We were visiting my dad and step-mom in the remote farmland of Pennsylvania this weekend. We had a full day of swimming and picnicking, and Sunboy was challenging everyone to races around a grand old tree and back while we cheered. That night, Sunboy slept between us, with Flowergirl in a crib at the foot of the bed.
In the middle of the night, Sunboy started making strange breathing sounds. I flipped him squarely onto his back – which seemed to help – and dozed again. Soon, we both noticed that he was still making odd noises and reached over to him, both noticing that he was struggling to breathe and was hot with fever. “Where’s his inhaler?”, I asked. “Downstairs,” my husband answered, as he whisked him down the hall. I followed. We both were shocked at how much his chest was indrawing with each breath. He couldn’t speak, was a dark color, and we realized he was getting little air. In a second we grabbed my stepmom (who knows the back country roads well), told my dad that he was watching Flowergirl, and we sped away towards the nearest hospital, 20 minutes away.
In our haste, none of us had our omnipresent phones, I wasn’t wearing a bra, my husband Orchid wasn’t wearing shoes and my stepmom didn’t have her glasses.

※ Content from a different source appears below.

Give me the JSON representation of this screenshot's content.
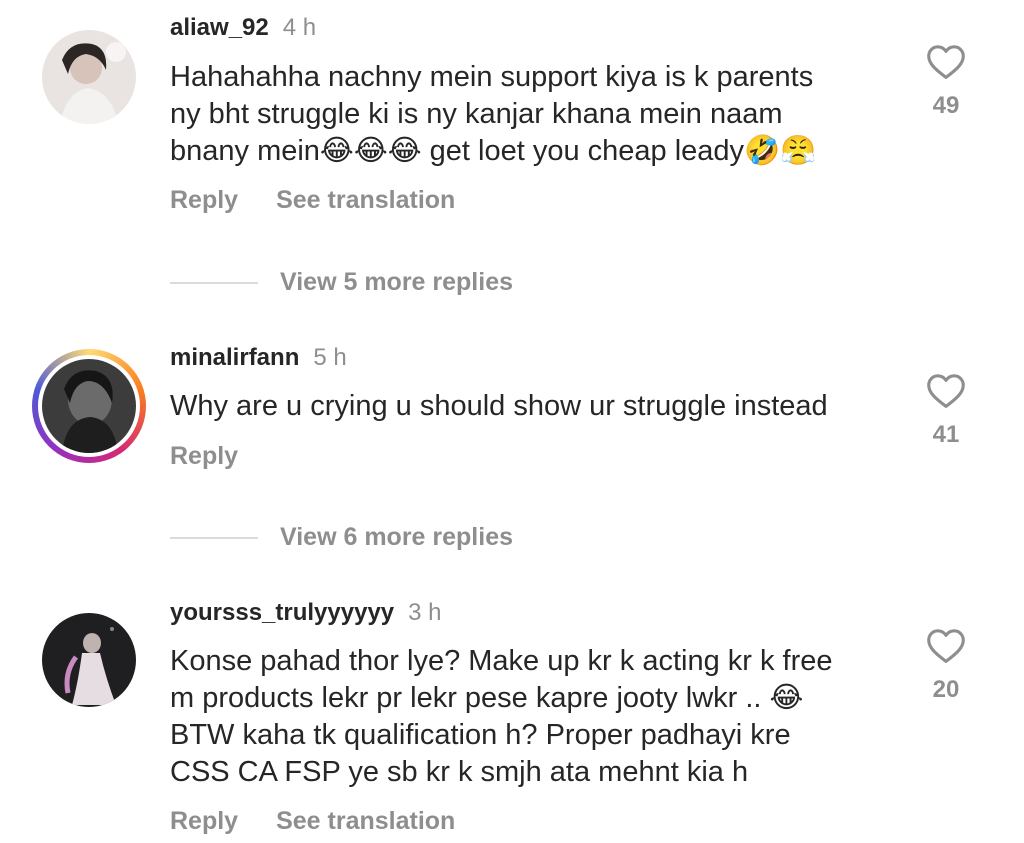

Orchid drove while stepmom navigated. I sat in the back with Sunboy where I gave him albuterol inhaler, sang lullabies to him to keep him calm and prayed. We broke every speed limit and almost hoped we would get pulled over, which would secure a police escort. It was the longest car ride in my life.
The albuerol started to help to the point where he could occasionally whisper a barely-audible word to me, but mostly he bathed in the songs and prayers. It’s amazing how much it helped him, and I ran through the scene in the film Signs where the asthmatic boy was helped through a severe attack because of the calming words of his father.
We made it to the hospital in less than the expected 20 minutes. We ran in and left my stepmom – who we did not realize couldn’t see – to park the car.
In the ER, they nebulized him twice and gave him intravenous steroids. His symptoms miraculously ameliorated. After tests, Sunboy was determined to have croup exacerbated by his severe asthma.
Although we had no choice, I had reservations about the hospital, which was my home town’s hospital. They were wonderful. A nurse in the twelfth hour of her shift cared for us and brought all four of us warmed blankets while we waited for Sunboy’s symptoms to subside. She was an angel we wont forget.
We left Pennsylvania early to get back to our home, our home hospital and our asthma specialists. He’ll continue with medications, and we were warned of the possibility of another rough night. We hope for an improvement over last night.
Today, we reflected on whether we could improve on the efficacy of our response (probably not by much).
Today, we recognized how quickly things can turn – on the head of a pin – to an emergency requiring quick decisions.
We realized that there’s no way to prepare for every contingency or circumstance. The best anyone can do is to hope to think quickly and well.
Most importantly, we were reminded of what is truly important: not shoes, not glasses or a bra. It’s each other. It’s our children. It’s family.
May you all hold yours closer today.